I’ve been updating all of my camera reviews. They drive a great deal of search traffic to my blog, and are therefore my blog’s calling cards to the world. Especially on my older reviews, I wanted to make the text more compelling and reprocess the photographs using the tools and skills I didn’t have then but have now. It’s been a nice little project, one that gives me feelings of satisfaction and accomplishment with little mental strain.
In updating my review of the Kodak Pony 135 I discovered that I only uploaded to Flickr about half of the usable photographs from the two rolls of film I shot. I use “usable” broadly as my Pony 135 suffered from a wicked light leak that affected nearly every photograph. But today I find the effect to have a certain charm, and on many photographs it doesn’t detract all that much from the subjects or the great color and sharpness the Pony’s lens captured on Fujicolor 200.
I walked through my neighborhood with the Pony in my hand and captured some of my neighbors’ homes.
Almost every house in the neighborhood was faced in brick all around.
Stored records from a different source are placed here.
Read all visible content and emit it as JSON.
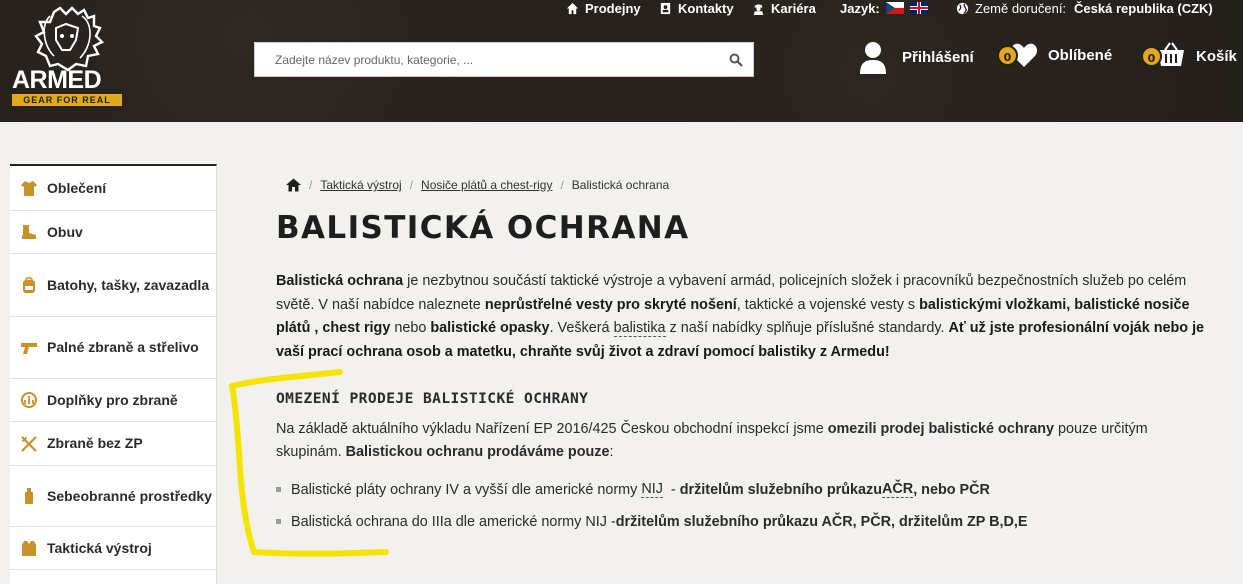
{
  "header": {
    "logo": {
      "name": "ARMED",
      "tagline": "GEAR FOR REAL"
    },
    "top_links": {
      "prodejny": "Prodejny",
      "kontakty": "Kontakty",
      "kariera": "Kariéra",
      "jazyk": "Jazyk:",
      "zeme_label": "Země doručení:",
      "zeme_value": "Česká republika (CZK)"
    },
    "search": {
      "placeholder": "Zadejte název produktu, kategorie, ..."
    },
    "login_label": "Přihlášení",
    "favorites": {
      "count": "0",
      "label": "Oblíbené"
    },
    "cart": {
      "count": "0",
      "label": "Košík"
    },
    "accent_color": "#e0a81a"
  },
  "sidebar": {
    "items": [
      {
        "label": "Oblečení",
        "icon": "jacket-icon"
      },
      {
        "label": "Obuv",
        "icon": "boot-icon"
      },
      {
        "label": "Batohy, tašky, zavazadla",
        "icon": "backpack-icon"
      },
      {
        "label": "Palné zbraně a střelivo",
        "icon": "pistol-icon"
      },
      {
        "label": "Doplňky pro zbraně",
        "icon": "scope-icon"
      },
      {
        "label": "Zbraně bez ZP",
        "icon": "crossbow-icon"
      },
      {
        "label": "Sebeobranné prostředky",
        "icon": "spray-icon"
      },
      {
        "label": "Taktická výstroj",
        "icon": "vest-icon"
      }
    ]
  },
  "breadcrumb": {
    "items": [
      "Taktická výstroj",
      "Nosiče plátů a chest-rigy",
      "Balistická ochrana"
    ]
  },
  "main": {
    "title": "BALISTICKÁ OCHRANA",
    "intro": {
      "b1": "Balistická ochrana",
      "t1": " je nezbytnou součástí taktické výstroje a vybavení armád, policejních složek i pracovníků bezpečnostních služeb po celém světě. V naší nabídce naleznete ",
      "b2": "neprůstřelné vesty pro skryté nošení",
      "t2": ", taktické a vojenské vesty s ",
      "b3": "balistickými vložkami, balistické nosiče plátů , chest rigy",
      "t3": " nebo ",
      "b4": "balistické opasky",
      "t4": ". Veškerá ",
      "u1": "balistika",
      "t5": " z naší nabídky splňuje příslušné standardy. ",
      "b5": "Ať už jste profesionální voják nebo je vaší prací ochrana osob a matetku, chraňte svůj život a zdraví pomocí balistiky z Armedu!"
    },
    "subheading": "OMEZENÍ PRODEJE BALISTICKÉ OCHRANY",
    "para2": {
      "t1": "Na základě aktuálního výkladu Nařízení EP 2016/425 Českou obchodní inspekcí jsme ",
      "b1": "omezili prodej balistické ochrany",
      "t2": " pouze určitým skupinám. ",
      "b2": "Balistickou ochranu prodáváme pouze",
      "t3": ":"
    },
    "bullets": [
      {
        "t1": "Balistické pláty ochrany IV a vyšší dle americké normy ",
        "u1": "NIJ",
        "t2": "  - ",
        "b1": "držitelům služebního průkazu ",
        "u2": "AČR",
        "b2": ", nebo PČR"
      },
      {
        "t1": "Balistická ochrana do IIIa dle americké normy NIJ - ",
        "b1": "držitelům služebního průkazu AČR, PČR, držitelům ZP B,D,E"
      }
    ]
  },
  "annotation": {
    "color": "#f5e400"
  }
}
This was pretty common for 1950s-1960s suburban homes in Indianapolis. Today’s suburban homes tend to be wrapped in vinyl siding. Having now lived in both kinds of houses, I prefer the brick.
The houses on every corner were duplexes, while all the ones in between were built for single families. This is one of the corner houses. The green Mustang parked in this carport only for a few weeks before it disappeared.
I’m pretty sure I had Walgreens process and scan these. The store near my home still had a one-hour lab in 2011.
Sometimes I look at one of my old photographs and wonder why I shot it. This is one of those photographs. I’m not sure what I thought the subject was. Yet somehow it pleases me today.
I’d had my blue Matrix just a couple years in 2011. It still looked pretty good. In the years that followed its paint chipped off, faded, and went chalky on pretty much every panel. When I sold it last year it was the worst-looking car I ever owned. Still, I miss it and would have another Matrix. I could carry so much stuff in its wayback, especially with the back seat folded down.
I used to work near the Monon Trail, a former rail line converted into a pedestrian trail. Where the trail runs under Interstate 465 there’s a small parking lot and a restroom. These benches give hikers and bikers a place to rest for a minute.
I’m sure these restrooms are welcome sight for people who travel the 20-mile length of this trail.
I liked using the Kodak Pony 135. I thought I’d try to fix that light leak. Degraded light seals are a usual culprit of leaking light in old cameras, but the Pony 135 seals light using deep channels where the door attaches to the body. There’s nothing to replace. Then a Kodak Pony 135, Model C, fell into my hands. It didn’t leak light, and its wider lens (44mm vs. the original Pony 135’s 51mm) was more useful for the kind of walking-around photography I do. So that’s the Pony I kept.